We collaborate with several Inria project-teams. We collaborate with the ESPRESSOEPI for the development of the Sigalitool inside the Polychrony environment. With the Pop ArtEPI on the use of the controller synthesis methodology for the control of control-command systems (e.g. robotic systems). With Distribcomon security testing in the context of the Politess grant and on stochastic games with partial observation. With the S4EPI on the use of control, game theory and diagnosis for test generation as well as on the study of timed modal specifications, in the context of the Combest grant. With the VASYEPI on the use of CADP libraries in TGV and the distribution of TGV in the CADP toolbox.

We collaborate with LIG (Vasco teams and Verimag) in Grenoble in the context of the RNRT Politess grant. We also work in collaboration with the LSV Cachan on topological and probabilistic semantics for timed automata. With LURPA Cachan, LaBRI Bordeaux and I3S Nice we collaborate on testing control-command systems in the context of the RNTL TesTec grant.

(Prof. Thomas Brihaye) on verification of timed systems.

in Belgium (Prof. Thierry Massart) on testing and control of symbolic transitions systems. Gabriel Kalyon visited us for 1 week in september.

(Prof. Manuel Clavel) on theorem proving for rewriting logic.

(Marina Egea) on formal semantics conformance in model-driven engineering

in USA (Prof. Stéphane Lafortune) on control and diagnosis of discrete event systems.

is teaching in Model-based Testing in Research Master of Computer Science at the University of Rennes 1.

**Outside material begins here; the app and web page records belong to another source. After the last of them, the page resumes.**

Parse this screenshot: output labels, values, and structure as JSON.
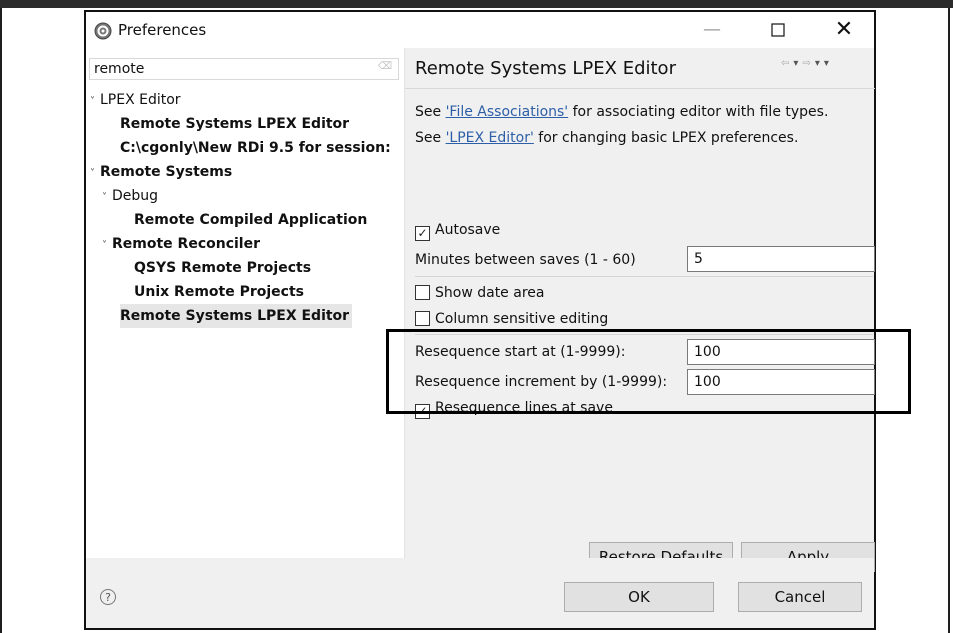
{
  "window": {
    "title": "Preferences",
    "controls": {
      "minimize": "—",
      "maximize": "☐",
      "close": "✕"
    }
  },
  "filter": {
    "value": "remote",
    "clear_icon": "clear-icon"
  },
  "tree": [
    {
      "label": "LPEX Editor",
      "expanded": true,
      "bold": false
    },
    {
      "label": "Remote Systems LPEX Editor",
      "bold": true
    },
    {
      "label": "C:\\cgonly\\New RDi 9.5 for session:",
      "bold": true
    },
    {
      "label": "Remote Systems",
      "expanded": true,
      "bold": true
    },
    {
      "label": "Debug",
      "expanded": true,
      "bold": false
    },
    {
      "label": "Remote Compiled Application",
      "bold": true
    },
    {
      "label": "Remote Reconciler",
      "expanded": true,
      "bold": true
    },
    {
      "label": "QSYS Remote Projects",
      "bold": true
    },
    {
      "label": "Unix Remote Projects",
      "bold": true
    },
    {
      "label": "Remote Systems LPEX Editor",
      "bold": true,
      "selected": true
    }
  ],
  "page": {
    "title": "Remote Systems LPEX Editor",
    "desc1": {
      "prefix": "See ",
      "link": "'File Associations'",
      "suffix": " for associating editor with file types."
    },
    "desc2": {
      "prefix": "See ",
      "link": "'LPEX Editor'",
      "suffix": " for changing basic LPEX preferences."
    },
    "autosave": {
      "label": "Autosave",
      "checked": true
    },
    "minutes": {
      "label": "Minutes between saves (1 - 60)",
      "value": "5"
    },
    "show_date_area": {
      "label": "Show date area",
      "checked": false
    },
    "column_sensitive": {
      "label": "Column sensitive editing",
      "checked": false
    },
    "reseq_start": {
      "label": "Resequence start at (1-9999):",
      "value": "100"
    },
    "reseq_increment": {
      "label": "Resequence increment by (1-9999):",
      "value": "100"
    },
    "reseq_at_save": {
      "label": "Resequence lines at save",
      "checked": true
    },
    "restore_defaults": "Restore Defaults",
    "apply": "Apply"
  },
  "buttons": {
    "ok": "OK",
    "cancel": "Cancel"
  },
  "help_symbol": "?"
}
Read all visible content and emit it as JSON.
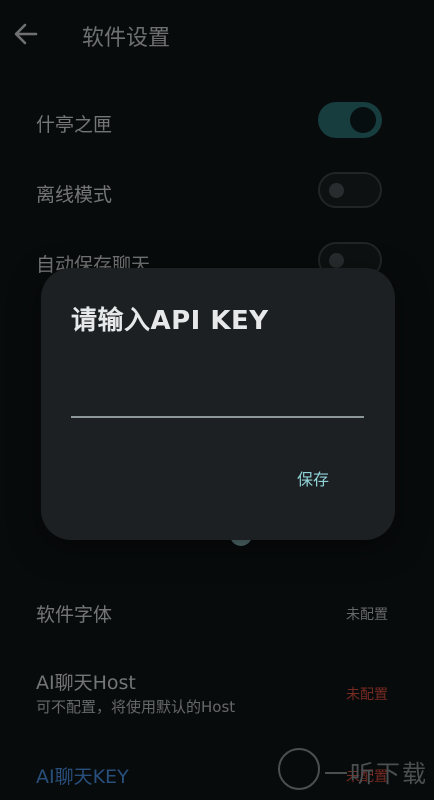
{
  "header": {
    "title": "软件设置",
    "back_icon": "arrow-left-icon"
  },
  "settings": {
    "toggle_shitingzhixia": {
      "label": "什亭之匣",
      "checked": true
    },
    "toggle_offline": {
      "label": "离线模式",
      "checked": false
    },
    "toggle_autosave": {
      "label": "自动保存聊天",
      "checked": false
    },
    "font": {
      "label": "软件字体",
      "value": "未配置"
    },
    "ai_host": {
      "label": "AI聊天Host",
      "sublabel": "可不配置，将使用默认的Host",
      "value": "未配置"
    },
    "ai_key": {
      "label": "AI聊天KEY",
      "value": "未配置"
    }
  },
  "dialog": {
    "title": "请输入API KEY",
    "input_value": "",
    "save_label": "保存"
  },
  "watermark": {
    "text": "一听下载"
  },
  "colors": {
    "background": "#101416",
    "accent": "#2a6f73",
    "accent_text": "#8fd3d8",
    "warn": "#d64d3e",
    "link": "#4a90e2",
    "dialog_bg": "#1c2022"
  }
}
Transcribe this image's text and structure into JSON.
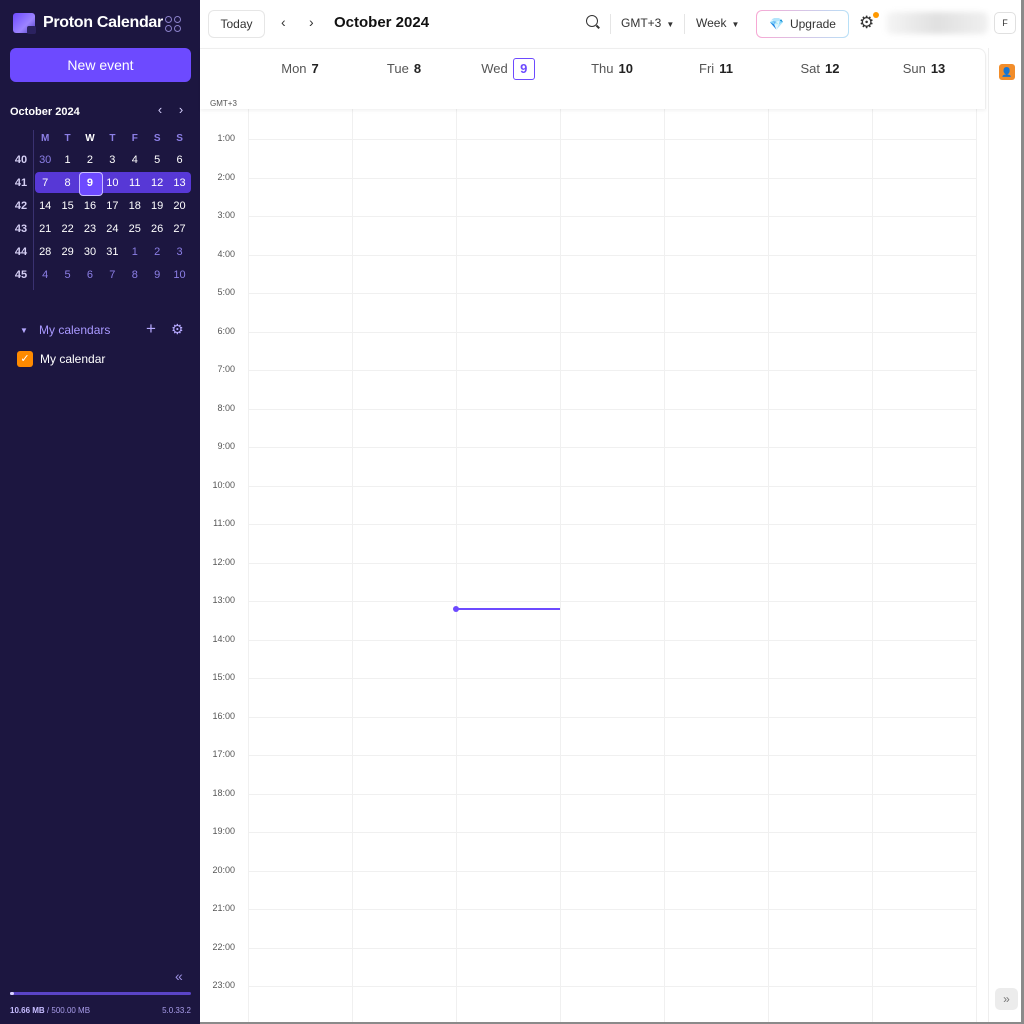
{
  "app": {
    "name": "Proton Calendar",
    "new_event_label": "New event"
  },
  "mini_calendar": {
    "title": "October 2024",
    "dow": [
      "M",
      "T",
      "W",
      "T",
      "F",
      "S",
      "S"
    ],
    "weeks": [
      {
        "wk": "40",
        "days": [
          "30",
          "1",
          "2",
          "3",
          "4",
          "5",
          "6"
        ],
        "out": [
          0
        ]
      },
      {
        "wk": "41",
        "days": [
          "7",
          "8",
          "9",
          "10",
          "11",
          "12",
          "13"
        ],
        "out": [],
        "selected": true,
        "today_index": 2
      },
      {
        "wk": "42",
        "days": [
          "14",
          "15",
          "16",
          "17",
          "18",
          "19",
          "20"
        ],
        "out": []
      },
      {
        "wk": "43",
        "days": [
          "21",
          "22",
          "23",
          "24",
          "25",
          "26",
          "27"
        ],
        "out": []
      },
      {
        "wk": "44",
        "days": [
          "28",
          "29",
          "30",
          "31",
          "1",
          "2",
          "3"
        ],
        "out": [
          4,
          5,
          6
        ]
      },
      {
        "wk": "45",
        "days": [
          "4",
          "5",
          "6",
          "7",
          "8",
          "9",
          "10"
        ],
        "out": [
          0,
          1,
          2,
          3,
          4,
          5,
          6
        ]
      }
    ]
  },
  "calendars": {
    "section_title": "My calendars",
    "items": [
      {
        "name": "My calendar",
        "checked": true,
        "color": "#ff8a00"
      }
    ]
  },
  "storage": {
    "used": "10.66 MB",
    "total": "/ 500.00 MB",
    "fraction": 0.021,
    "version": "5.0.33.2"
  },
  "toolbar": {
    "today_label": "Today",
    "title": "October 2024",
    "timezone": "GMT+3",
    "view": "Week",
    "upgrade_label": "Upgrade",
    "avatar_initial": "F"
  },
  "week": {
    "timezone_label": "GMT+3",
    "days": [
      {
        "dow": "Mon",
        "num": "7"
      },
      {
        "dow": "Tue",
        "num": "8"
      },
      {
        "dow": "Wed",
        "num": "9",
        "today": true
      },
      {
        "dow": "Thu",
        "num": "10"
      },
      {
        "dow": "Fri",
        "num": "11"
      },
      {
        "dow": "Sat",
        "num": "12"
      },
      {
        "dow": "Sun",
        "num": "13"
      }
    ],
    "hours": [
      "1:00",
      "2:00",
      "3:00",
      "4:00",
      "5:00",
      "6:00",
      "7:00",
      "8:00",
      "9:00",
      "10:00",
      "11:00",
      "12:00",
      "13:00",
      "14:00",
      "15:00",
      "16:00",
      "17:00",
      "18:00",
      "19:00",
      "20:00",
      "21:00",
      "22:00",
      "23:00"
    ],
    "current_time": {
      "day_index": 2,
      "hour": 13.2
    }
  },
  "colors": {
    "accent": "#6d4aff",
    "sidebar_bg": "#1c1640",
    "calendar_color": "#ff8a00"
  }
}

taught modelisation in computer science to students of ENS Ker Lann in March 2009 and gave a lecture on Timed Automata in Master 2 Research at the University of Rennes 1 in October 2009.

is teaching at the University of Marne La Vallée (192h/year).

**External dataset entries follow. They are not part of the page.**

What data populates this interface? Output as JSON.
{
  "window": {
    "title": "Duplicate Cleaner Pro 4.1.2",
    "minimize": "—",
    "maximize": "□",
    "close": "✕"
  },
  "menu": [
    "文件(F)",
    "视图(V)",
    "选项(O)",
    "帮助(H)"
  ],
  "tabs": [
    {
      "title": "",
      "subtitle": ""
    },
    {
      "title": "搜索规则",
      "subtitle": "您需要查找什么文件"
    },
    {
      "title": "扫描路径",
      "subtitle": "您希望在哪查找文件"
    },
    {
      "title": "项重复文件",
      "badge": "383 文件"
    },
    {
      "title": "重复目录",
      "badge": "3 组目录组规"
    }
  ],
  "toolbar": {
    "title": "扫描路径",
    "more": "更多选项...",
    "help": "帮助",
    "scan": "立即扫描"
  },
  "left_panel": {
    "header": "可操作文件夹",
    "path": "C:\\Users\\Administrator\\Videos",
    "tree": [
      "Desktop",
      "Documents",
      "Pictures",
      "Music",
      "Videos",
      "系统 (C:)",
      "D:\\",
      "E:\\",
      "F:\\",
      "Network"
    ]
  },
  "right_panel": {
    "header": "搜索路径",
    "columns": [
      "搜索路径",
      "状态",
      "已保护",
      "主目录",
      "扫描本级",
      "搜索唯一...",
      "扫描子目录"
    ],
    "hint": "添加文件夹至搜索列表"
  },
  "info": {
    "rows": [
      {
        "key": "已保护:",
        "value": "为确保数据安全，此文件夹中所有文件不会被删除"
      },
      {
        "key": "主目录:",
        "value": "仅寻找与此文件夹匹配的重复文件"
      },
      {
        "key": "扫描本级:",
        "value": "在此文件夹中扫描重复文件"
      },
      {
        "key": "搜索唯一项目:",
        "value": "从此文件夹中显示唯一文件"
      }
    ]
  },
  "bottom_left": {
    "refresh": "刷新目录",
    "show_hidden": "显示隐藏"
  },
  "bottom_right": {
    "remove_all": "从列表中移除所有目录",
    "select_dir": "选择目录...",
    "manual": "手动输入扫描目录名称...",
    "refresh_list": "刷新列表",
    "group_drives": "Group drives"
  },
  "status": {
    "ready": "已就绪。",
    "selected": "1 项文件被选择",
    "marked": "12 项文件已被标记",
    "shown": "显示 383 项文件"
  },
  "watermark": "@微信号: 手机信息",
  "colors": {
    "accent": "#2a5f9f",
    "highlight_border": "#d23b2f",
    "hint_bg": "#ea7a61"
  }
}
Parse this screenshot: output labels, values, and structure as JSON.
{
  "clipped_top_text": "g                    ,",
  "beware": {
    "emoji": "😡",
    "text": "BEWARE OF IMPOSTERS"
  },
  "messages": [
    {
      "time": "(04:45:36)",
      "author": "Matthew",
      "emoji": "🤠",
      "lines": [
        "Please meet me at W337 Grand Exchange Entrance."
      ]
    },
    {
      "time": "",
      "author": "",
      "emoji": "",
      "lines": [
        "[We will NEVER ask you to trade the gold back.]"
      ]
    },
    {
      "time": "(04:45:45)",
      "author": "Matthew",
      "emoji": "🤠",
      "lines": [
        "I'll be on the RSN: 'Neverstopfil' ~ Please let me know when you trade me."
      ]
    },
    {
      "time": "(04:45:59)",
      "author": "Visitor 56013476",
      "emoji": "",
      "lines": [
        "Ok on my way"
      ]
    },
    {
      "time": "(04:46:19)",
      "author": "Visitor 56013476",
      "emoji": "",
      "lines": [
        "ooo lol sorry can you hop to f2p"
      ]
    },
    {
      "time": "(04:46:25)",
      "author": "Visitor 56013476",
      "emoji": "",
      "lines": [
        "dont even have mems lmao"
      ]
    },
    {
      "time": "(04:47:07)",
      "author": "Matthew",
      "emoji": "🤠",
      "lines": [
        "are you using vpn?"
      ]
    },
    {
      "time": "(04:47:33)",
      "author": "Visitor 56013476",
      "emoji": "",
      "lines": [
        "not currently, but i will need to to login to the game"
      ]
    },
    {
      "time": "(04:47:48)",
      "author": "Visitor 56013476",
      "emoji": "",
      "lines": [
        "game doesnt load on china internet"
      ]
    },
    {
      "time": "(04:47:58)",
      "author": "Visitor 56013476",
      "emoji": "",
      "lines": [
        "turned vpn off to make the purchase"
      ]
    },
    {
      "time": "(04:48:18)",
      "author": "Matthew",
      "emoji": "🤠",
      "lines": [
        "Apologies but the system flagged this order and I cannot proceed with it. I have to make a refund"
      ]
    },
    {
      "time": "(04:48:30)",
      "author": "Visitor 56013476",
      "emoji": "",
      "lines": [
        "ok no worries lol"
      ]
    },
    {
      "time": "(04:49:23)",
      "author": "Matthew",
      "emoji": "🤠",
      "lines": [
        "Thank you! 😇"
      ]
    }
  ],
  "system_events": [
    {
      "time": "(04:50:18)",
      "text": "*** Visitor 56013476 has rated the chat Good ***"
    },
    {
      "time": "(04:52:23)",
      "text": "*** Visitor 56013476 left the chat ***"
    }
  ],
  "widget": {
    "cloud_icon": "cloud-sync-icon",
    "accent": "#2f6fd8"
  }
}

**PhD. thesis defended in 2009:**

“
*Monitoring and Supervisory Control for Opacity Properties*”, November 2009.

**Current PhD. thesis:**

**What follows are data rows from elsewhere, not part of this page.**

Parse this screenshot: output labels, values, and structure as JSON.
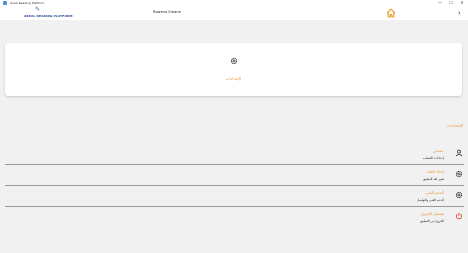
{
  "window": {
    "title": "Areal Reading Platform",
    "minimize": "—",
    "maximize": "☐",
    "close": "✕"
  },
  "appbar": {
    "brand": "AREAL READING PLATFORM",
    "username": "Rowena Smane",
    "back": "›"
  },
  "card": {
    "label": "الإعدادات"
  },
  "section_title": "الإعدادات",
  "rows": [
    {
      "title": "حسابي",
      "subtitle": "إعدادات الحساب",
      "icon": "user-icon"
    },
    {
      "title": "إعداد اللغة",
      "subtitle": "تغيير لغة التطبيق",
      "icon": "gear-icon"
    },
    {
      "title": "الدعم الفني",
      "subtitle": "الدعم الفني والتواصل",
      "icon": "gear-icon"
    },
    {
      "title": "تسجيل الخروج",
      "subtitle": "الخروج من التطبيق",
      "icon": "power-icon"
    }
  ],
  "colors": {
    "accent": "#e8953a",
    "logout": "#d9342b",
    "home": "#e89a2a",
    "brand": "#1d3f8a"
  }
}
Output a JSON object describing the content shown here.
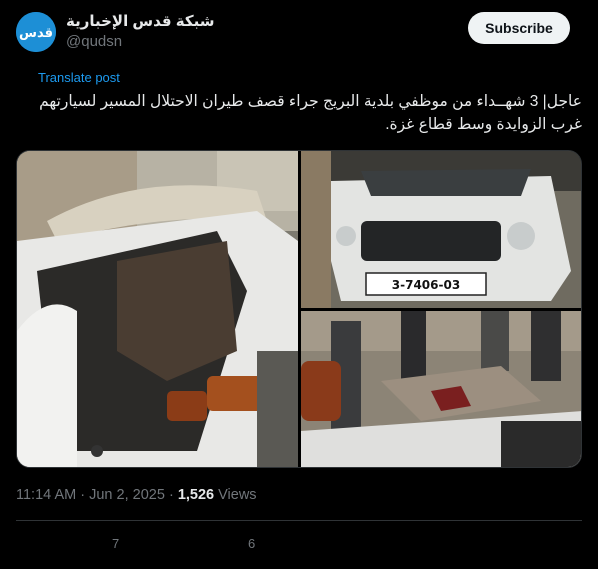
{
  "account": {
    "display_name": "شبكة قدس الإخبارية",
    "handle": "@qudsn",
    "avatar_text": "قدس",
    "avatar_color": "#1d8fd6"
  },
  "subscribe_label": "Subscribe",
  "translate_label": "Translate post",
  "post": {
    "line1": "عاجل| 3 شهــداء من موظفي بلدية البريج جراء قصف طيران الاحتلال المسير لسيارتهم",
    "line2": "غرب الزوايدة وسط قطاع غزة."
  },
  "media": {
    "plate_text": "3-7406-03",
    "images": [
      {
        "name": "destroyed-car-interior"
      },
      {
        "name": "damaged-car-front"
      },
      {
        "name": "casualty-scene"
      }
    ]
  },
  "meta": {
    "time": "11:14 AM",
    "separator": "·",
    "date": "Jun 2, 2025",
    "views_count": "1,526",
    "views_label": "Views"
  },
  "actions": {
    "reply_count": "7",
    "retweet_count": "6"
  },
  "colors": {
    "background": "#000000",
    "accent": "#1d9bf0",
    "secondary_text": "#71767b"
  }
}
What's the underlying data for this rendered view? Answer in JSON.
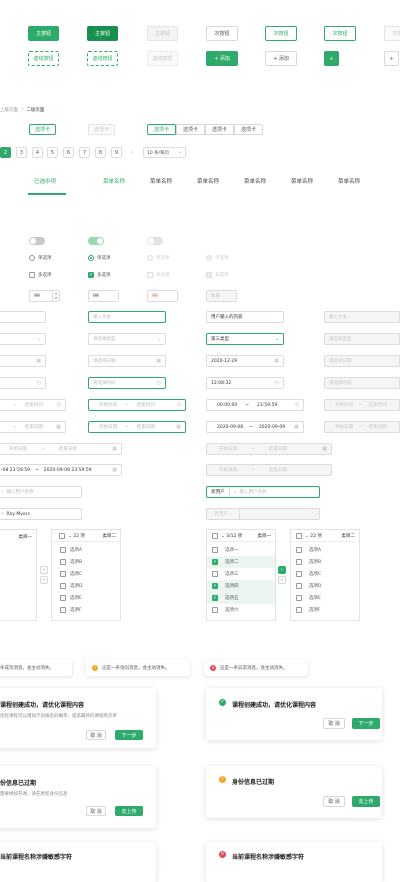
{
  "buttons_row1": [
    "主按钮",
    "主按钮",
    "主按钮",
    "次按钮",
    "次按钮",
    "次按钮",
    "次按钮"
  ],
  "buttons_row2": [
    "虚线按钮",
    "虚线按钮",
    "虚线按钮",
    "+ 添加",
    "+ 添加",
    "+",
    "+"
  ],
  "breadcrumb": {
    "first": "上级页面",
    "sep": "/",
    "second": "二级页面"
  },
  "chip_tabs": {
    "single": "选项卡",
    "single_disabled": "选项卡",
    "group": [
      "选项卡",
      "选项卡",
      "选项卡",
      "选项卡"
    ]
  },
  "pagination": {
    "pages": [
      "2",
      "3",
      "4",
      "5",
      "6",
      "7",
      "8",
      "9",
      "5"
    ],
    "page_size": "10 条/每页",
    "chevron": "⌄"
  },
  "menu": {
    "selected": "已选中项",
    "items": [
      "菜单名称",
      "菜单名称",
      "菜单名称",
      "菜单名称",
      "菜单名称",
      "菜单名称"
    ]
  },
  "radios": {
    "single": "单选项",
    "multi": "多选项"
  },
  "steppers": {
    "normal": "99",
    "plain": "99",
    "error": "99",
    "placeholder": "数量"
  },
  "inputs": {
    "left_col": [
      "",
      "",
      "",
      "",
      "",
      "",
      ""
    ],
    "mid_col": [
      "输入文本",
      "请选择类型",
      "请选择日期",
      "请选择时间"
    ],
    "right_col": [
      "用户输入的内容",
      "第三类型",
      "2020-12-29",
      "12:08:32"
    ],
    "far_right": [
      "输入文本",
      "请选择类型",
      "请选择日期",
      "请选择时间"
    ]
  },
  "time_ranges": {
    "mid": {
      "start": "开始时间",
      "sep": "~",
      "end": "结束时间"
    },
    "right": {
      "start": "00:00:00",
      "sep": "~",
      "end": "23:59:59"
    },
    "left_partial": {
      "sep": "~",
      "end": "结束时间"
    },
    "far": {
      "start": "开始时间",
      "sep": "~",
      "end": "结束时间"
    }
  },
  "date_ranges": {
    "mid": {
      "start": "开始日期",
      "sep": "~",
      "end": "结束日期"
    },
    "right": {
      "start": "2020-09-08",
      "sep": "~",
      "end": "2020-09-09"
    },
    "left_partial": {
      "sep": "~",
      "end": "结束日期"
    },
    "far": {
      "start": "开始日期",
      "sep": "~",
      "end": "结束日期"
    },
    "left2": {
      "start": "开始日期",
      "sep": "~",
      "end": "结束日期"
    },
    "right2": {
      "start": "开始日期",
      "sep": "~",
      "end": "结束日期"
    }
  },
  "datetime_range": {
    "start": "-08 23:59:59",
    "sep": "~",
    "end": "2020-09-08 23:59:59"
  },
  "search": {
    "left_placeholder": "输入用户名称",
    "prefix": "新用户",
    "right_placeholder": "输入用户名称",
    "left_value": "Ray Myers",
    "prefix2": "新用户"
  },
  "transfer_left": {
    "header_left": "类目一",
    "right_header": "22 项",
    "right_header_right": "类目二",
    "items": [
      "选项A",
      "选项B",
      "选项C",
      "选项D",
      "选项E",
      "选项F"
    ]
  },
  "transfer_right": {
    "header_left": "3/12 项",
    "header_right": "类目一",
    "items": [
      "选项一",
      "选项二",
      "选项三",
      "选项四",
      "选项五",
      "选项六"
    ],
    "checked": [
      false,
      true,
      false,
      true,
      true,
      false
    ],
    "right_header": "22 项",
    "right_header_right": "类目二",
    "right_items": [
      "选项A",
      "选项B",
      "选项C",
      "选项D",
      "选项E",
      "选项F"
    ]
  },
  "messages": [
    {
      "text": "条成功消息，会主动消失。",
      "type": "success"
    },
    {
      "text": "这是一条询问消息，会主动消失。",
      "type": "warning"
    },
    {
      "text": "这是一条异常消息，会主动消失。",
      "type": "error"
    }
  ],
  "cards": {
    "c1": {
      "title": "课程创建成功，请优化课程内容",
      "desc": "优化课程可以增加学员报名的概率，提高最终的课程购买率",
      "cancel": "取 消",
      "ok": "下一步"
    },
    "c2": {
      "title": "课程创建成功，请优化课程内容",
      "cancel": "取 消",
      "ok": "下一步"
    },
    "c3": {
      "title": "份信息已过期",
      "desc": "需要继续开课，请先更新身份信息",
      "cancel": "取 消",
      "ok": "去上传"
    },
    "c4": {
      "title": "身份信息已过期",
      "cancel": "取 消",
      "ok": "去上传"
    },
    "c5": {
      "title": "当前课程名称涉嫌敏感字符"
    },
    "c6": {
      "title": "当前课程名称涉嫌敏感字符"
    }
  },
  "colors": {
    "brand": "#2eaa6a",
    "dark": "#18904f",
    "warning": "#f5a623",
    "error": "#e5484d"
  }
}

“
*Verification and Test of systems modeled by regular graphs*”, first year.

**Trainees 2008-2009:**

“
*Infinite discrete event systems and partial information*”

was PC member of QAPL'09 workshop, and QEST'09 international conference. She was invited to give seminars on "When are timed automata determinizable?" at LaBRI Bordeaux and LIF Marseille (may and october 2009 respectively). She visited TU Dresden twice 2 weeks in february and november 2009.

was PC member of Testcom/Fates'09 and ICFEM'09 and SC member of Movep 2010. He gave an invited talk at MSR'09, and a tutorial at the ETR'09 summer school (
*Ecole d'été Temps réel*) on “Automatic test generation of Reactive and timed systems”. He was reviewer of the PhD defense of Eduardo Almeida (Université de Nantes, February 2009), of
Yliès Falcone (Université Joseph Fourier, Grenoble, November 2009) and of the HDR defense of Hélène Collavizza (Université de Nice, December 2009). He is member of the IFIP Working Group
10.2 on Embedded Systems.

is Associate Editor of the IEEE Transactions on Automatic Control journal since October 2009. He is member of the IFAC Technical Committees (TC 1.3 on Discrete Event and Hybrid Systems) since 2005. He was PC member of the ICINCO'09 and MSR'09 Conferences. He was invited to give a seminar at INRIA Grenoble on “optimal control of discrete event systems” in december 2009. He visited ULB (Bruxelles) for one week in June 2008 during which he gave a seminar on “security analysis of information systems”.

was invited to give a seminar “Regular graphs : a perfect model for infinite state systems?” at LSV, Cachan (Februar 2009). He gave a talk: "Diagnosability of pushdown systems" at the conference AutomathA 2009 (for the AutomathA European project).

organized the EJCP (Ecole Jeunes Chercheurs en Programmation) in June 2009.